Oregon researchers glimpse pathway of sunlight to electricity: Collaboration with Lund University uses modified UO spectroscopy equipment to study 'maze' of connections in photoactive quantum dots December 19th, 2014

ORNL microscopy pencils patterns in polymers at the nanoscale December 17th, 2014

Nanomedicine

Enzyme Biosensor Used for Rapid Measurement of Drug December 22nd, 2014

Creation of 'Rocker' protein opens way for new smart molecules in medicine, other fields December 18th, 2014

Iranian Researchers Produce Electrical Pieces Usable in Human Body December 18th, 2014

Zenosense, Inc. - Hospital Collaboration - 400 Person Lung Cancer Detection Trial December 17th, 2014

Discoveries

Piezoelectricity in a 2-D semiconductor: Berkeley Lab researchers discovery of piezoelectricty in molybdenum disulfide holds promise for future MEMS December 22nd, 2014

Quantum physics just got less complicated December 22nd, 2014

Enzyme Biosensor Used for Rapid Measurement of Drug December 22nd, 2014

Universality of charge order in cuprate superconductors: Charge order has been established in another class of cuprate superconductors, highlighting the importance of the phenomenon as a general property of these high-Tc materials December 22nd, 2014

Announcements

Piezoelectricity in a 2-D semiconductor: Berkeley Lab researchers discovery of piezoelectricty in molybdenum disulfide holds promise for future MEMS December 22nd, 2014

Quantum physics just got less complicated December 22nd, 2014

Enzyme Biosensor Used for Rapid Measurement of Drug December 22nd, 2014

Universality of charge order in cuprate superconductors: Charge order has been established in another class of cuprate superconductors, highlighting the importance of the phenomenon as a general property of these high-Tc materials December 22nd, 2014

Interviews/Book Reviews/Essays/Reports/Podcasts/Journals/White papers

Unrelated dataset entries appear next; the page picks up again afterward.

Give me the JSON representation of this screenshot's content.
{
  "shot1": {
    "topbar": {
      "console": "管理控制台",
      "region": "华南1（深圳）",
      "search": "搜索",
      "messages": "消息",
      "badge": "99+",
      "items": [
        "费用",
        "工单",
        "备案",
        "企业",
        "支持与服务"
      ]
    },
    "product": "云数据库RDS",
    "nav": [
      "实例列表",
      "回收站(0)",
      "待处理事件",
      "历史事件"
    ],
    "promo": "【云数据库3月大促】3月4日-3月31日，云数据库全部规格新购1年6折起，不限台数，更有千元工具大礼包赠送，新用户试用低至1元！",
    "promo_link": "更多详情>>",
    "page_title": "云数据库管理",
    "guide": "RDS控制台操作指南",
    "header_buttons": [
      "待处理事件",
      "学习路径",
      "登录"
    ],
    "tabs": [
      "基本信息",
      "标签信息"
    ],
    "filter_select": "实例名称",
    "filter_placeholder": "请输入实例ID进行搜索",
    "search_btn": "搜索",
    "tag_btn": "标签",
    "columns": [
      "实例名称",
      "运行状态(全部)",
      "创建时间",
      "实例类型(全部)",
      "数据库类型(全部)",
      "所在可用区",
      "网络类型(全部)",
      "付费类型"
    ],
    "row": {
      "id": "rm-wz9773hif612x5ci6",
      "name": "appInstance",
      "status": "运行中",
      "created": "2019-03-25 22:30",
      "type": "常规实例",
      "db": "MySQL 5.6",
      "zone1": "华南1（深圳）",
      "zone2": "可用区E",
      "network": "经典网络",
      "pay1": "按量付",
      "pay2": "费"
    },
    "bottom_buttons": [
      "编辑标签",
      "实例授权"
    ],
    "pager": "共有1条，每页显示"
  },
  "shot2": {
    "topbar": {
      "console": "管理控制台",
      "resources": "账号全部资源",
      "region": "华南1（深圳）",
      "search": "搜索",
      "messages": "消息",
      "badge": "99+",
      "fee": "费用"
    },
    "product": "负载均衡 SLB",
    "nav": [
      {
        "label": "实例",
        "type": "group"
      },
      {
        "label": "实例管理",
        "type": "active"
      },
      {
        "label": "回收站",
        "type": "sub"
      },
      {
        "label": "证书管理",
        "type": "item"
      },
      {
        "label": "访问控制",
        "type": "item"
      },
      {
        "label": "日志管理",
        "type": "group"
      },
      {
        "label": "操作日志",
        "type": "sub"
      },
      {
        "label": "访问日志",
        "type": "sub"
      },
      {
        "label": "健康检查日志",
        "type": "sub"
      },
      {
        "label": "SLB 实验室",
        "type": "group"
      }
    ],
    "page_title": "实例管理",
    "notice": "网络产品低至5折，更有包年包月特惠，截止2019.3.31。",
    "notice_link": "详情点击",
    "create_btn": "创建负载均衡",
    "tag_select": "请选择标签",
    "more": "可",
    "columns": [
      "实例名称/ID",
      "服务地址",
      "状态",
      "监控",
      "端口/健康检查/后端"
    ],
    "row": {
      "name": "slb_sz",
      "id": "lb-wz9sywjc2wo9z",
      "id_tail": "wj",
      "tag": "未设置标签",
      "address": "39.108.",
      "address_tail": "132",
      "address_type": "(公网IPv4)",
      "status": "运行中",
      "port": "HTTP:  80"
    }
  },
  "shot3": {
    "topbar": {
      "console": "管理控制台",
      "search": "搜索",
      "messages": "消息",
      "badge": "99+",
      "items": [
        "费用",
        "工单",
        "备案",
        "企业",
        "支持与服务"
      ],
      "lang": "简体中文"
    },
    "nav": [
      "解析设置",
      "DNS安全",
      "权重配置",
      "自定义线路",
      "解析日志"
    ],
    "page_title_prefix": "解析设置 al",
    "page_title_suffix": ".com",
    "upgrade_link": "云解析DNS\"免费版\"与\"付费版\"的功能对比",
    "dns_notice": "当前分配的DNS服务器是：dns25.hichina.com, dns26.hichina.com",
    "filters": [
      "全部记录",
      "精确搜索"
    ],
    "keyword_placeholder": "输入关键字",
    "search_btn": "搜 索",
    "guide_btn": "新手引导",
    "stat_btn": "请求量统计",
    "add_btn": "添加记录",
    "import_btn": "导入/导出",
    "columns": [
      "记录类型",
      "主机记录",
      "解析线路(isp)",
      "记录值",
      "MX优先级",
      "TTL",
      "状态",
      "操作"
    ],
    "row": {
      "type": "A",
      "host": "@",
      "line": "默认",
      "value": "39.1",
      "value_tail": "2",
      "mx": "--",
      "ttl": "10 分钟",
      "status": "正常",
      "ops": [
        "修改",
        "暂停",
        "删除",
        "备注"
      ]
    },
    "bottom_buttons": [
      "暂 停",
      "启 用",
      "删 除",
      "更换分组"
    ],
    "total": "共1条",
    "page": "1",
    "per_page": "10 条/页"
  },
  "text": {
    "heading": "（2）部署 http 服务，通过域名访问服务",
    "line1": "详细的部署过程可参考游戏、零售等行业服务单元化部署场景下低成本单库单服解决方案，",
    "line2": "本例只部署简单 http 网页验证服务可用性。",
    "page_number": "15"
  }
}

Piezoelectricity in a 2-D semiconductor: Berkeley Lab researchers discovery of piezoelectricty in molybdenum disulfide holds promise for future MEMS December 22nd, 2014

Quantum physics just got less complicated December 22nd, 2014

Enzyme Biosensor Used for Rapid Measurement of Drug December 22nd, 2014

Universality of charge order in cuprate superconductors: Charge order has been established in another class of cuprate superconductors, highlighting the importance of the phenomenon as a general property of these high-Tc materials December 22nd, 2014

Alliances/Partnerships/Distributorships

SUNY Poly NanoCollege Faculty Member Selected as American Physical Society Fellow: SUNY Poly Associate Professor of Nanoscience Dr. Vincent LaBella Recognized for Significant Technological Innovations that Enable Interactive Learning December 17th, 2014

New 'electronic skin' for prosthetics, robotics detects pressure from different directions December 10th, 2014

SEMATECH Reports Significant Progress in EUV Resist Outgas Testing: Technologists from SEMATECH and JSR demonstrate outgas test results that further enable EUV lithography for high-volume manufacturing readiness December 3rd, 2014

Toward a low-cost 'artificial leaf' that produces clean hydrogen fuel December 3rd, 2014

NanoNews-Digest
The latest news from around the world, FREE




  Premium Products
NanoNews-Custom
Only the news you want to read!
 Learn More
NanoTech-Transfer
University Technology Transfer & Patents
 Learn More
NanoStrategies
Full-service, expert consulting
 Learn More










ASP
Nanotechnology Now Featured Books




NNN

The Hunger Project







© Copyright 1999-2014 7th Wave, Inc. All Rights Reserved PRIVACY POLICY :: CONTACT US :: STATS :: SITE MAP :: ADVERTISE